Tell how many lines in the data hold "chevron", giving that figure alone.
**** MATERIAL PROVIDED ****
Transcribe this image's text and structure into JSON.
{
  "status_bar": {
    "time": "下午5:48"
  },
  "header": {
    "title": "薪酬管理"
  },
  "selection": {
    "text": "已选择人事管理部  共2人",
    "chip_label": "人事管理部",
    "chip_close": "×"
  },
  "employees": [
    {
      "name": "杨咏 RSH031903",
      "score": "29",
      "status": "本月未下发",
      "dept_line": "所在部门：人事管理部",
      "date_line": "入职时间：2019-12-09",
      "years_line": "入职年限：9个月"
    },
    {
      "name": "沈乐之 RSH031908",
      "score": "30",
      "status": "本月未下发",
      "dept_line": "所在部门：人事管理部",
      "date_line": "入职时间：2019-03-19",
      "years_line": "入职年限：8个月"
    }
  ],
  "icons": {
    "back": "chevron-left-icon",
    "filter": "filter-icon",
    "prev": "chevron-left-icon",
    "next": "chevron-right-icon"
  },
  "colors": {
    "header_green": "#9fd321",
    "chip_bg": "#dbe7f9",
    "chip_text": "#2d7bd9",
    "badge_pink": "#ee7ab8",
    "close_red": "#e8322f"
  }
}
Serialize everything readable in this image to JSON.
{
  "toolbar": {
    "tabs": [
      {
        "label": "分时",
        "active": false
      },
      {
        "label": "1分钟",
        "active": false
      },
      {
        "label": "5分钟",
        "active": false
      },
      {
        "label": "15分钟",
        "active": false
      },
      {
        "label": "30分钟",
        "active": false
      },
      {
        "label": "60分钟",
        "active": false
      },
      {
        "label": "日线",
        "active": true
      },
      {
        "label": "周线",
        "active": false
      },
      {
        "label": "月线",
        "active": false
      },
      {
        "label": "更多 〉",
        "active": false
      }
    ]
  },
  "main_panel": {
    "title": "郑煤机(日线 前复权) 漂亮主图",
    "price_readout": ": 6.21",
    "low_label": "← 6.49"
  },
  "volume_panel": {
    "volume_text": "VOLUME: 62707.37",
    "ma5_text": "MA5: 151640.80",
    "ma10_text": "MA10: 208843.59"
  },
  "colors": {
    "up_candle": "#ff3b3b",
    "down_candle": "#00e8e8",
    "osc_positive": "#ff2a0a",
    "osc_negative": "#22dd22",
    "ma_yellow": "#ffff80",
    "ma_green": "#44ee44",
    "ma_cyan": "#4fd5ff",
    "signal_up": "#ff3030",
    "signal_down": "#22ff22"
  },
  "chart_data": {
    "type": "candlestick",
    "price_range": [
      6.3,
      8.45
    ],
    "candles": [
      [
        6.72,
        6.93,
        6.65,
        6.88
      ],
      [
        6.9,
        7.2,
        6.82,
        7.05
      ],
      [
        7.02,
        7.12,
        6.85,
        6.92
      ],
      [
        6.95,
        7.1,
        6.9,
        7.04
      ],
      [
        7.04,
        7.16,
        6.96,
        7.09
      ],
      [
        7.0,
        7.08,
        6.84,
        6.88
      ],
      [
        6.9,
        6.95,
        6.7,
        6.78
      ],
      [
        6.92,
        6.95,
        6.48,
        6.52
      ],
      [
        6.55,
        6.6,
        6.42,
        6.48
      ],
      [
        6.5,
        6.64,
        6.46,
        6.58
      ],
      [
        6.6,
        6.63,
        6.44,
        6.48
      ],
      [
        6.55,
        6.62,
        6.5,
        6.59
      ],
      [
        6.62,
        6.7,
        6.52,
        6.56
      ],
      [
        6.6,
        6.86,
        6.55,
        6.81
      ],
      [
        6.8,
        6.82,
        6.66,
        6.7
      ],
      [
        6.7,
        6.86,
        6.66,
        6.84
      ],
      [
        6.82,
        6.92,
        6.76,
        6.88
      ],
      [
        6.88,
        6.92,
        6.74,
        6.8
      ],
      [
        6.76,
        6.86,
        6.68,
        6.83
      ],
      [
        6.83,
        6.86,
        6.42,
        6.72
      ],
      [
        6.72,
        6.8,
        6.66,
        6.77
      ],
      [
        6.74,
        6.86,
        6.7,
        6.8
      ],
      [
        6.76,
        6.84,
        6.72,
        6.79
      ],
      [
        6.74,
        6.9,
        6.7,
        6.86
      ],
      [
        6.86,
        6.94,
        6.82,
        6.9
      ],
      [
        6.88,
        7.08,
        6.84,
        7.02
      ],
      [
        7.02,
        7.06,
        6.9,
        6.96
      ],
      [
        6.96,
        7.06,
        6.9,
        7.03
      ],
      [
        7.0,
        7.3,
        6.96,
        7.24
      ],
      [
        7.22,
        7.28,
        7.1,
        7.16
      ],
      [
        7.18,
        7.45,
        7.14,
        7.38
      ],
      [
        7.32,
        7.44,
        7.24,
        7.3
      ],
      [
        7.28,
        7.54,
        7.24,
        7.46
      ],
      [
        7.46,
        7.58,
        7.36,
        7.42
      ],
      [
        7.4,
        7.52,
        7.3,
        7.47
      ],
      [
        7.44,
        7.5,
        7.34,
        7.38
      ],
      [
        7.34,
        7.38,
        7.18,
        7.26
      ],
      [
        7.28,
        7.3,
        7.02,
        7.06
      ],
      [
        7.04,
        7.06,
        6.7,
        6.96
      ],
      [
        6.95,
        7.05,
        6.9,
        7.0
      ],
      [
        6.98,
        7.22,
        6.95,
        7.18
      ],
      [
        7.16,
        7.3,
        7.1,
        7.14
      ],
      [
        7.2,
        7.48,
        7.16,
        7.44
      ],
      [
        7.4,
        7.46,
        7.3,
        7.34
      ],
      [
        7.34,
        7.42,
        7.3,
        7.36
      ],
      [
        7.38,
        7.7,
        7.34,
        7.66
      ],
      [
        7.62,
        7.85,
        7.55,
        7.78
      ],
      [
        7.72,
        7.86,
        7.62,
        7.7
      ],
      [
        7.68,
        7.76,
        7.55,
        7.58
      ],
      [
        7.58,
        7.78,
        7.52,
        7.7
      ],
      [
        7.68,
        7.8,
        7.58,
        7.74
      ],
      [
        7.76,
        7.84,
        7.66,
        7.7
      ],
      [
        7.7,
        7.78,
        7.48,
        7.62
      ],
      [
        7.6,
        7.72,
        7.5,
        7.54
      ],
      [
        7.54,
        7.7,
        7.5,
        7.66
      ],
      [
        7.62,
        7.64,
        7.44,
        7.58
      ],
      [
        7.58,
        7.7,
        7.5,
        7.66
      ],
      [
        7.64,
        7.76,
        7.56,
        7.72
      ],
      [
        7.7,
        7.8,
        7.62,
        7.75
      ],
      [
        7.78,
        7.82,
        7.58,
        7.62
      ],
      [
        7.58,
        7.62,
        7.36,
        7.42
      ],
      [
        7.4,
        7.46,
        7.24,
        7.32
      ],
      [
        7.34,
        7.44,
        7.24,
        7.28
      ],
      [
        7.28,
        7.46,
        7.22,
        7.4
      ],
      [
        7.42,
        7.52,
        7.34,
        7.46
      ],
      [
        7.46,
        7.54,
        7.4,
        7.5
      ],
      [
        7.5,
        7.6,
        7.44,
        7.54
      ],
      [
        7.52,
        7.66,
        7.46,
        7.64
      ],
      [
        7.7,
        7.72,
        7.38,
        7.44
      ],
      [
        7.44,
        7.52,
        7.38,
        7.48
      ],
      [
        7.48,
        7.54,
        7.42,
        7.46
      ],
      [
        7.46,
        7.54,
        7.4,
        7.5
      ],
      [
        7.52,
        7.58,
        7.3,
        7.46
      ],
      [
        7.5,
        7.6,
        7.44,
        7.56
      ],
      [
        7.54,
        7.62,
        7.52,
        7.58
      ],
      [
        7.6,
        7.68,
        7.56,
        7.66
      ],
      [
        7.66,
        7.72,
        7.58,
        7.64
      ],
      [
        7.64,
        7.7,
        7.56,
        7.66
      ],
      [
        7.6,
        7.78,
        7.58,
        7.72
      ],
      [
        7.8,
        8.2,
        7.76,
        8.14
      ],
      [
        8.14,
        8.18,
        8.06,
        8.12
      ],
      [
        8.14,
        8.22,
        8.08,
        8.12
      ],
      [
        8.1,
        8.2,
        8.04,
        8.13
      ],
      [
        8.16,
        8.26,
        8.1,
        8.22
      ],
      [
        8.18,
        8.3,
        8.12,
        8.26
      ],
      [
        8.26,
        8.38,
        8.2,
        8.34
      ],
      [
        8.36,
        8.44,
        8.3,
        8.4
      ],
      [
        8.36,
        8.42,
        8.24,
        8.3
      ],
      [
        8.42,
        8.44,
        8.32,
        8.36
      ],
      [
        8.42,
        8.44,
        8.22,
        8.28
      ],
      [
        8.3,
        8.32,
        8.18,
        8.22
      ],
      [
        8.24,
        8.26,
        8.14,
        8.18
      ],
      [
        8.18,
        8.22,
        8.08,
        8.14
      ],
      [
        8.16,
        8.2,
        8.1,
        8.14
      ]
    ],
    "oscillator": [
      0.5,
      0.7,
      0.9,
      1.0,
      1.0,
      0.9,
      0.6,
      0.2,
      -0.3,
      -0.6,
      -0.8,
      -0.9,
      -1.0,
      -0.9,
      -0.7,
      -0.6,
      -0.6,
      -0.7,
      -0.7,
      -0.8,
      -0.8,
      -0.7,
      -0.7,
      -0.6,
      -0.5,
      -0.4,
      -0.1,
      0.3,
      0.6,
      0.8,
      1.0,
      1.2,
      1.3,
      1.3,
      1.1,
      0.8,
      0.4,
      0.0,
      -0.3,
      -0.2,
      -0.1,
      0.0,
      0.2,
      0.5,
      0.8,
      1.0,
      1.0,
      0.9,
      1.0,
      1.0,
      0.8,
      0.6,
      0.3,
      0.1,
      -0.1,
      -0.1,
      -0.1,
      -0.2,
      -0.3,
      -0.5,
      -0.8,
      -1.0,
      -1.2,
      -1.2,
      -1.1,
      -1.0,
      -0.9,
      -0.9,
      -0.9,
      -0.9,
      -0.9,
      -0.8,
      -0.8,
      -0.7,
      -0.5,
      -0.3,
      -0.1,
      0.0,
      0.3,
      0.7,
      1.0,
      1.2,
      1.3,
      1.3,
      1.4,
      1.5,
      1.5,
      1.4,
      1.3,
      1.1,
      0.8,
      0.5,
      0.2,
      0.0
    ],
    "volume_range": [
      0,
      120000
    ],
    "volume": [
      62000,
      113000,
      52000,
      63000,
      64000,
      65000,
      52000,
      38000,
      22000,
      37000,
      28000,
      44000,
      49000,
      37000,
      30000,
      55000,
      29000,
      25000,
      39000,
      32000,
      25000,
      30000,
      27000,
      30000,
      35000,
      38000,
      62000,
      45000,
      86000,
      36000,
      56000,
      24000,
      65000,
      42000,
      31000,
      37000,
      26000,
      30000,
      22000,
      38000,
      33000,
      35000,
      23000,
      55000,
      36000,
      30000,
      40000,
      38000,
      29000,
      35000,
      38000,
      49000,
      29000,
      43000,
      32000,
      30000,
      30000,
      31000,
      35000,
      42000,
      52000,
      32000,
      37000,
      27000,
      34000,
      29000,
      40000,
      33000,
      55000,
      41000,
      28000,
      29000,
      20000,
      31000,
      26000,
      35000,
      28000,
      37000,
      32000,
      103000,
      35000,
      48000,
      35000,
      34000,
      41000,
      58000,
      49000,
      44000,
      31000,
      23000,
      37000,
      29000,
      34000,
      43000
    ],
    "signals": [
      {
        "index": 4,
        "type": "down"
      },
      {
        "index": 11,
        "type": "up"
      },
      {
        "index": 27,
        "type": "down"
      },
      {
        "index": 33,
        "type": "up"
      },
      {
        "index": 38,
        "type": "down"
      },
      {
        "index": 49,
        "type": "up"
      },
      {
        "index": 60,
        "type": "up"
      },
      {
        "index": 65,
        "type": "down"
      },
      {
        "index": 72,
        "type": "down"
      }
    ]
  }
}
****
▶ _EXERCISE SOLUTION_
3